### Directions
Your answer must be a single number: how many lines in the records below contain the word "structured".

### Excerpted records
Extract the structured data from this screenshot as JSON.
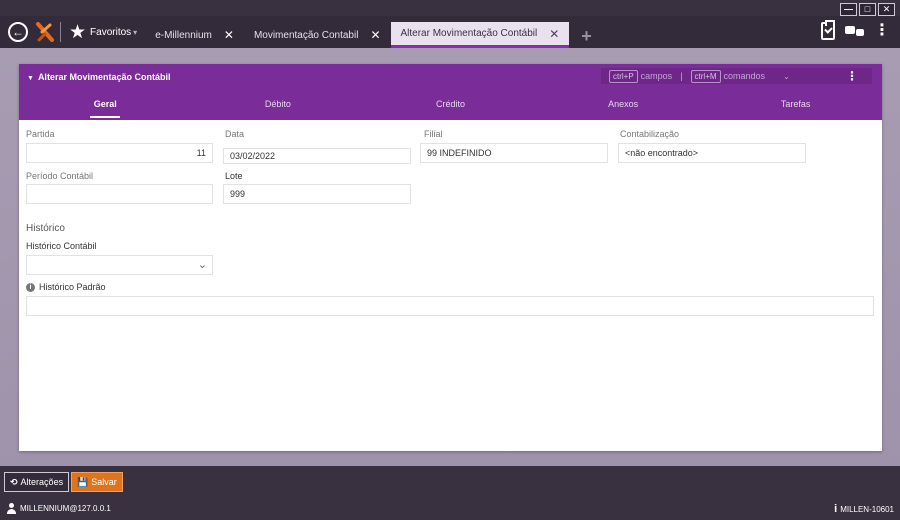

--

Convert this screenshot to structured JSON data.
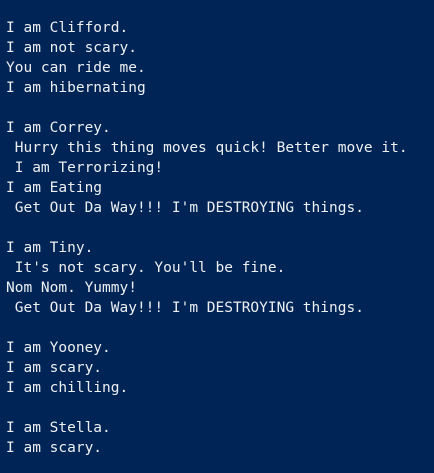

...

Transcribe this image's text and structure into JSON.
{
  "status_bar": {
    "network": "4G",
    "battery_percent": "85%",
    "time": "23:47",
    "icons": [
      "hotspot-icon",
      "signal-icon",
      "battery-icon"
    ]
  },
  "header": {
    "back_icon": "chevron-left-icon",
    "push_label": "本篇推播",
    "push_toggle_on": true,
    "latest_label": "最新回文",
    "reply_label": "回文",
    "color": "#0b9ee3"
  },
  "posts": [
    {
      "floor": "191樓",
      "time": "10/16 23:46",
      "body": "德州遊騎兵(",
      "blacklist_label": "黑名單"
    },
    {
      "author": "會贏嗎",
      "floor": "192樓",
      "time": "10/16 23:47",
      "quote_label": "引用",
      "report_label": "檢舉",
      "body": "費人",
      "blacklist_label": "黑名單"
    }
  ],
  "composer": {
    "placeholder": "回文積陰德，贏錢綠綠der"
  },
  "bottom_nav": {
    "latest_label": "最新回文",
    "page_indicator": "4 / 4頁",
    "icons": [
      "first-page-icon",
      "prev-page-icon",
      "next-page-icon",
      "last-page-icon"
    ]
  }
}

### Result of the exercise
2